Inhale as you move your sit bones up towards the ceiling, arching the back and pressing the chest towards the floor as you lift the head up (cow). Inhale and round out your back, pushing shoulder blades away from you as your spine forms a "C" curve in the opposite direction (cat). Repeat ten times.
This one is very effective yet simple for 1st rib self-mobilization. Lay down on your back, place one hand on your stomach and the other on your chest. Breathe deeply into your stomach without allowing the chest to move. Your belly should rise while breathing, but the ribs stay in place.
When do You Need First Rib Mobilization?
With an elevated first rib, most people experience extreme discomfort and pain through the neck and shoulders as well as numbness and tingling sensation in the arms and hands.
Thoracic Outlet Syndrome
It is possible that if you have these symptoms, you have thoracic outlet Syndrome. Your spinal column nerves run between muscles and bones, but when the nerves become compressed at some point along the way, e.g., between the first rib and the collarbone, etc., the thoracic outlet syndrome occurs.
Also, as MayoClinic explains, thoracic outlet syndrome is a group of disorders that occur when blood vessels or nerves in the space between your collarbone and your first rib (thoracic outlet) are compressed.
If you're experiencing the symptoms mentioned above or fall in the risk group of this syndrome. In this case it's recommended to avoid repetitive movements and lifting heavy objects, watch your weight, stop carrying heavy bags over your shoulder because all these can increase pressure on the thoracic outlet.
Make sure you're exercising and strengthening your muscles too.
Another potential cause if you're experiencing these symptoms is first rib dysfunction, when the rib is displaced with minor force (for example, during a mild workout) yet causes significant dysfunction.
First rib dysfunction can also occur due to muscular imbalance or when the rib moves in/out of place. Rib dysfunction causes persistent symptoms such as trapezius spasms, neck, shoulder pain, headaches, jaw pain, mid-back pain, or even numbness down the arm.
However, you should get diagnosed by a professional physical therapist who will run multiple tests and give you the diagnosis.
How Can 1st Rib Mobilization Help With First Rib Dysfunction?
First rib dysfunction can be treated using 1st rib mobilization techniques by a physical therapist and reducing or eliminating pain.
First rib mobilization physical therapy includes stretching of the chest, neck, and shoulders. Learn about this and other types of physical therapy here.

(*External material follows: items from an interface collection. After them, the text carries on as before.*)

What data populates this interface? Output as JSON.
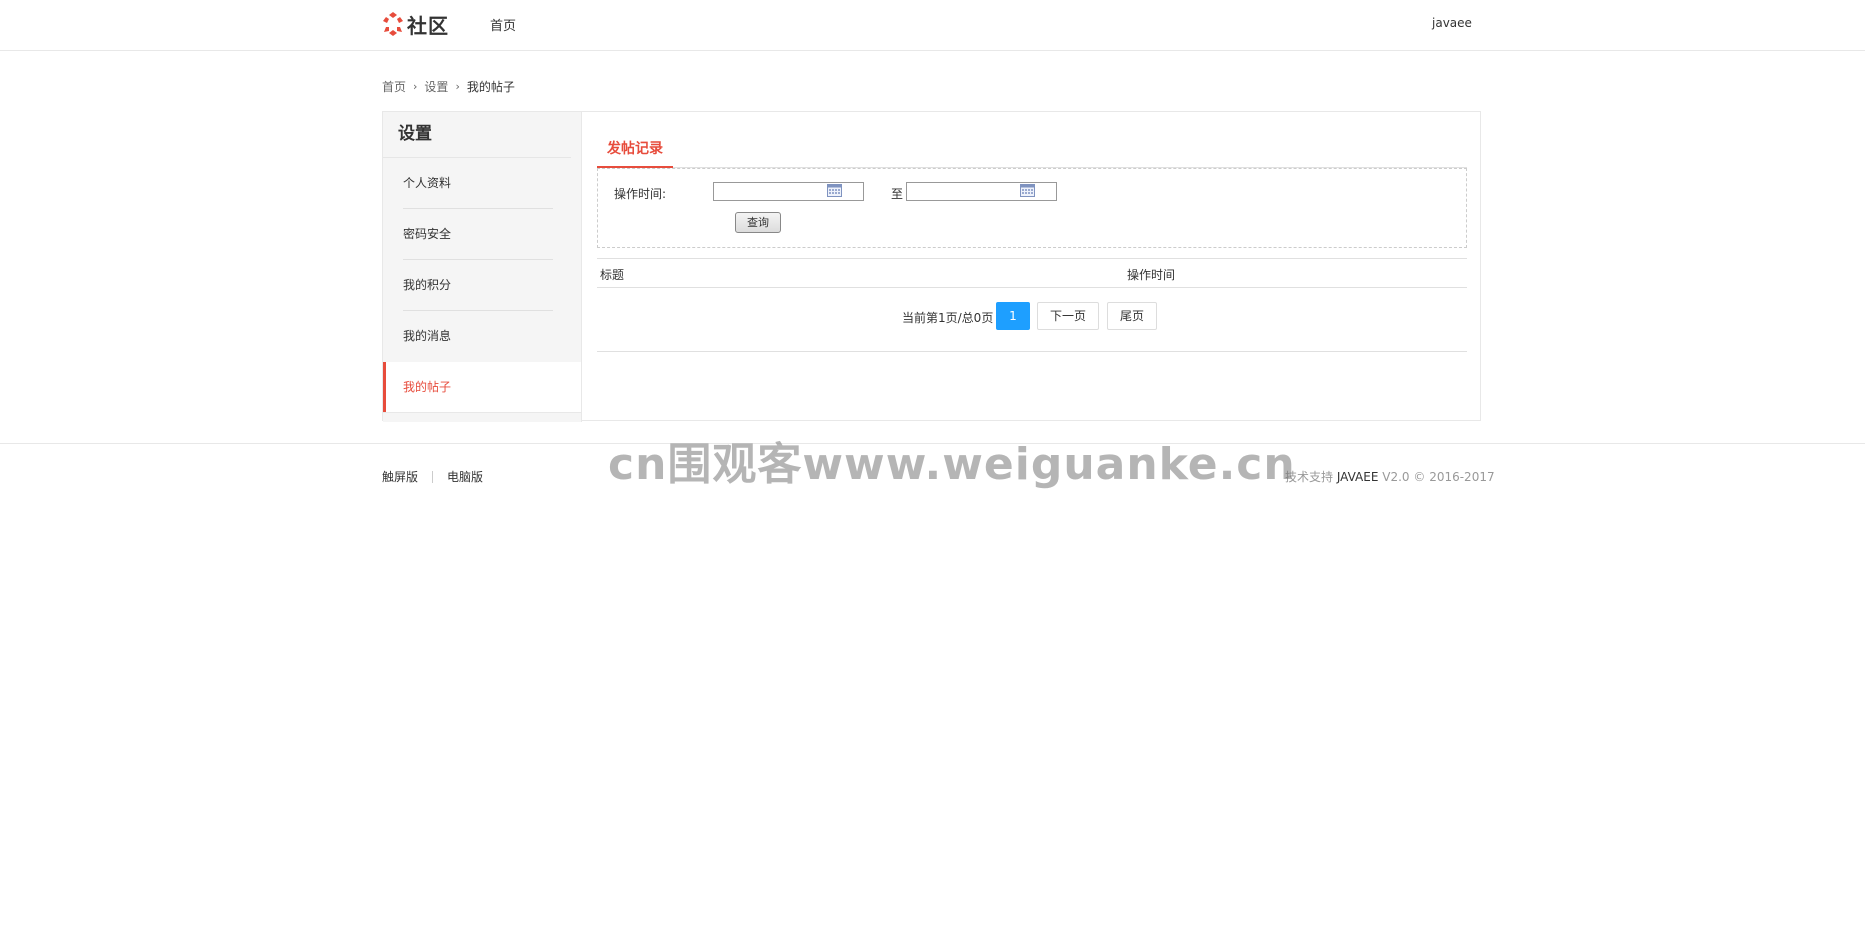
{
  "header": {
    "logo_text": "社区",
    "nav_home": "首页",
    "user_name": "javaee",
    "brand_color": "#e74c3c"
  },
  "breadcrumb": {
    "items": [
      "首页",
      "设置",
      "我的帖子"
    ],
    "separator": "›"
  },
  "sidebar": {
    "title": "设置",
    "items": [
      {
        "label": "个人资料",
        "active": false
      },
      {
        "label": "密码安全",
        "active": false
      },
      {
        "label": "我的积分",
        "active": false
      },
      {
        "label": "我的消息",
        "active": false
      },
      {
        "label": "我的帖子",
        "active": true
      }
    ]
  },
  "main": {
    "tab_label": "发帖记录",
    "search": {
      "time_label": "操作时间:",
      "start_value": "",
      "to_label": "至",
      "end_value": "",
      "query_button": "查询"
    },
    "table": {
      "columns": [
        "标题",
        "操作时间"
      ],
      "rows": []
    },
    "pager": {
      "info": "当前第1页/总0页",
      "current_page": "1",
      "next_label": "下一页",
      "last_label": "尾页",
      "active_color": "#1e9fff"
    }
  },
  "footer": {
    "links": [
      "触屏版",
      "电脑版"
    ],
    "support_prefix": "技术支持",
    "support_brand": "JAVAEE",
    "version": "V2.0 © 2016-2017"
  },
  "watermark": "cn围观客www.weiguanke.cn"
}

It's also important to focus on posture re-training, thoracic spine mobility training, and learning of proper breathing techniques.
While it's difficult to immediately pinpoint the reasons for shoulder and neck pain as well as decreased mobility, numbness, and headaches, it's essential to get examined by a professional.

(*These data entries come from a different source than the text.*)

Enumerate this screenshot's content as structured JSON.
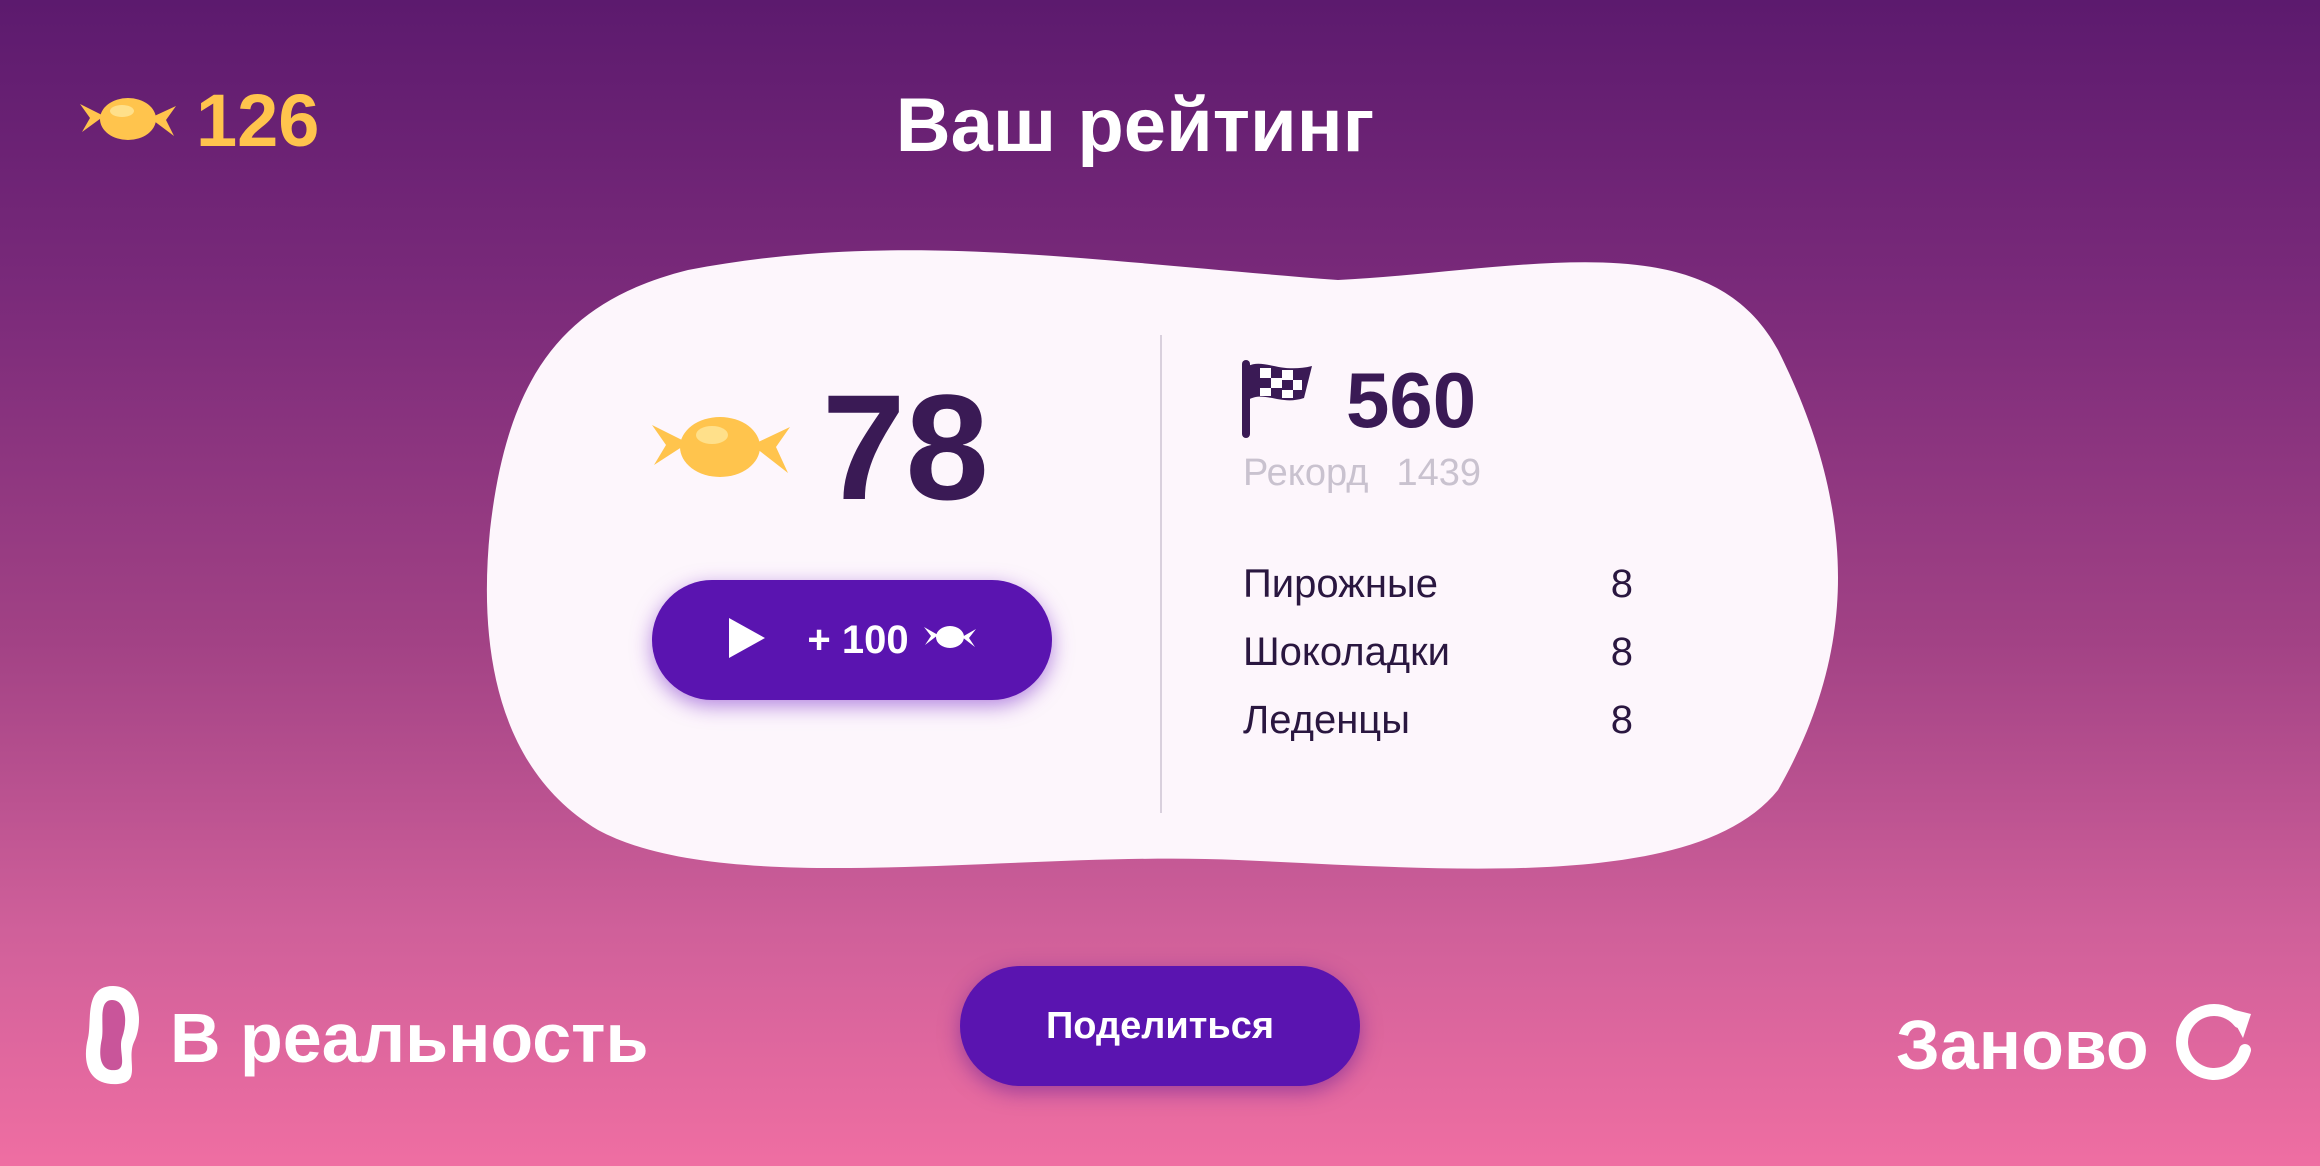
{
  "header": {
    "coins": "126",
    "title": "Ваш рейтинг"
  },
  "result": {
    "score": "78",
    "play_bonus": "+ 100"
  },
  "best": {
    "score": "560",
    "record_label": "Рекорд",
    "record_value": "1439"
  },
  "stats": [
    {
      "label": "Пирожные",
      "value": "8"
    },
    {
      "label": "Шоколадки",
      "value": "8"
    },
    {
      "label": "Леденцы",
      "value": "8"
    }
  ],
  "footer": {
    "back_label": "В реальность",
    "share_label": "Поделиться",
    "again_label": "Заново"
  },
  "icons": {
    "candy": "candy-icon",
    "flag": "checkered-flag-icon",
    "play": "play-icon",
    "portal": "portal-icon",
    "restart": "restart-icon"
  },
  "colors": {
    "accent": "#5a14b0",
    "coins": "#ffc44d",
    "dark_text": "#3a1a55",
    "card": "#fdf6fc"
  }
}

If established that you have an elevated 1st rib, your physical therapist will create a comprehensive rehabilitation plant which will include 1st rib mobilization with manual manipulation, exercises, and other treatment modalities.
To find other techniques for physical therapy on your first rib problems please contact Miracle Rehab Clinic either in Farmington Hills or Warren and book your appointment.